Rock, also known as Philadelphia native Rakim Allen, 27, was arrested on gun and drug charges Sunday afternoon in Bensalem after police served a search warrant on the luxury townhouse on a bank of the Delaware River that he rents.

He and Stephanie Sibounheuang, a 27-year-old inside the home when the warrant was served, face charges of possession of narcotics, receiving stolen property, criminal conspiracy, and related offenses, court records show. Investigators found four pounds of marijuana, $33,000, and a stolen Glock handgun, according to Bensalem police.

Both remain in custody at the Bucks County Jail with bail set at $500,000. There was no indication Monday that either had hired defense attorneys.

Residents living around the home on Konefal Street had complained to police since early November of raucous parties and the smell of marijuana. Officers patrolling the townhouse complex reported smelling it as they drove by, and surveillance determined that Rock was selling the drug out of the house, investigators said.

Dipti Das, the owner of the property, declined to speak with a reporter Monday.

PnB Rock, performs for a sold out crowd at The Met Philadelphia on North Broad Street on Dec. 28. The rapper, born Rakim Allen, grew up in the Germantown section of the city.
Ed Newton
PnB Rock, performs for a sold out crowd at The Met Philadelphia on North Broad Street on Dec. 28. The rapper, born Rakim Allen, grew up in the Germantown section of the city.

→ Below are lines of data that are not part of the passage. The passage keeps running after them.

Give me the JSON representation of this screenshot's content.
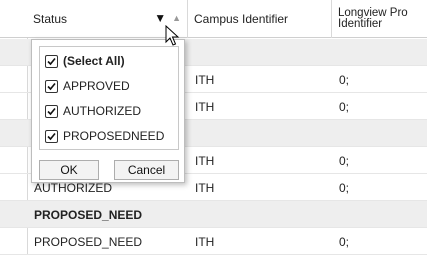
{
  "header": {
    "status_label": "Status",
    "campus_label": "Campus Identifier",
    "longview_label": "Longview Pro Identifier"
  },
  "rows": [
    {
      "type": "group",
      "status": "",
      "campus": "",
      "longview": ""
    },
    {
      "type": "data",
      "status": "",
      "campus": "ITH",
      "longview": "0;"
    },
    {
      "type": "data",
      "status": "",
      "campus": "ITH",
      "longview": "0;"
    },
    {
      "type": "group",
      "status": "",
      "campus": "",
      "longview": ""
    },
    {
      "type": "data",
      "status": "",
      "campus": "ITH",
      "longview": "0;"
    },
    {
      "type": "data",
      "status": "AUTHORIZED",
      "campus": "ITH",
      "longview": "0;"
    },
    {
      "type": "group",
      "status": "PROPOSED_NEED",
      "campus": "",
      "longview": ""
    },
    {
      "type": "data",
      "status": "PROPOSED_NEED",
      "campus": "ITH",
      "longview": "0;"
    }
  ],
  "filter_popup": {
    "options": [
      {
        "label": "(Select All)",
        "checked": true
      },
      {
        "label": "APPROVED",
        "checked": true
      },
      {
        "label": "AUTHORIZED",
        "checked": true
      },
      {
        "label": "PROPOSEDNEED",
        "checked": true
      }
    ],
    "ok_label": "OK",
    "cancel_label": "Cancel"
  }
}
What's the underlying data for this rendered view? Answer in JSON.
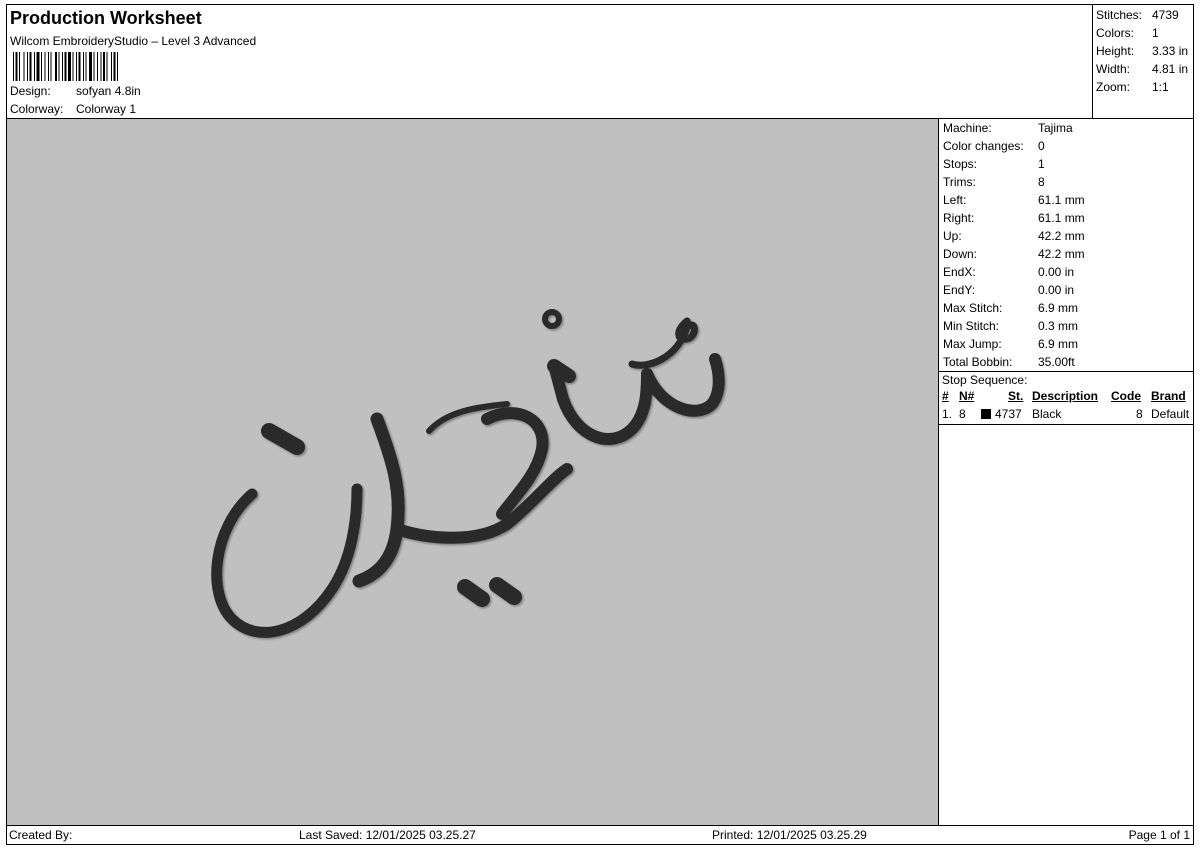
{
  "header": {
    "title": "Production Worksheet",
    "software": "Wilcom EmbroideryStudio – Level 3 Advanced",
    "design_label": "Design:",
    "design_value": "sofyan 4.8in",
    "colorway_label": "Colorway:",
    "colorway_value": "Colorway 1"
  },
  "summary": [
    {
      "label": "Stitches:",
      "value": "4739"
    },
    {
      "label": "Colors:",
      "value": "1"
    },
    {
      "label": "Height:",
      "value": "3.33 in"
    },
    {
      "label": "Width:",
      "value": "4.81 in"
    },
    {
      "label": "Zoom:",
      "value": "1:1"
    }
  ],
  "design_preview": {
    "background": "#c0c0c0",
    "thread_color": "#2b2b2b",
    "text": "سُفْيَان"
  },
  "stats": [
    {
      "label": "Machine:",
      "value": "Tajima"
    },
    {
      "label": "Color changes:",
      "value": "0"
    },
    {
      "label": "Stops:",
      "value": "1"
    },
    {
      "label": "Trims:",
      "value": "8"
    },
    {
      "label": "Left:",
      "value": "61.1 mm"
    },
    {
      "label": "Right:",
      "value": "61.1 mm"
    },
    {
      "label": "Up:",
      "value": "42.2 mm"
    },
    {
      "label": "Down:",
      "value": "42.2 mm"
    },
    {
      "label": "EndX:",
      "value": "0.00 in"
    },
    {
      "label": "EndY:",
      "value": "0.00 in"
    },
    {
      "label": "Max Stitch:",
      "value": "6.9 mm"
    },
    {
      "label": "Min Stitch:",
      "value": "0.3 mm"
    },
    {
      "label": "Max Jump:",
      "value": "6.9 mm"
    },
    {
      "label": "Total Bobbin:",
      "value": "35.00ft"
    }
  ],
  "stop_sequence": {
    "title": "Stop Sequence:",
    "columns": [
      "#",
      "N#",
      "St.",
      "Description",
      "Code",
      "Brand"
    ],
    "rows": [
      {
        "index": "1.",
        "needle": "8",
        "swatch_color": "#000000",
        "stitches": "4737",
        "description": "Black",
        "code": "8",
        "brand": "Default"
      }
    ]
  },
  "footer": {
    "created_by": "Created By:",
    "last_saved": "Last Saved: 12/01/2025 03.25.27",
    "printed": "Printed: 12/01/2025 03.25.29",
    "page": "Page 1 of 1"
  }
}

Rock’s career has taken off in recent years, with the rapper performing to a sellout crowd at the Met Philadelphia last month. In 2017, he released “Selfish,” the single that made his name. Later that year, he collaborated with the rappers Kodak Black and A Boogie Wit da Hoodie on “Horses,” a song on the soundtrack to The Fate of the Furious.

But six years ago, Rakim Allen was a high-school dropout sentenced to serve 33 months on drug dealing charges.

Rock looks backs on his incarceration at the Forest state prison as the pivotal time in his creative development.

“In the penitentiary, you have music all around you,” he told the Inquirer and Daily News. “People are making beats on keyboards and rapping in circles all day. I was part of that. I’d go into my cell and write music on my own time.”

With no hip-hop radio available at the remove prison, Rock found himself constantly “listening to Top 40 music.” Prolonged exposure to artists like Drake, Katy Perry, and Rihanna inspired him to infuse his songwriting style, informed by the freewheeling delivery and hook-heavy structure of ’90s R&B, with an accessible pop sensibility. Positive feedback from fellow inmates convinced him that “this is the sound people like — so I should stick with it.”

Much of the music Rock crafted on the inside made it onto 2015’s RNB 1, the first in a series of self-released grass-roots mixtapes that got him on Atlantic’s radar.

“I generated a big buzz.… The music I was putting out, it was believable, there was a story behind it,” Rock said.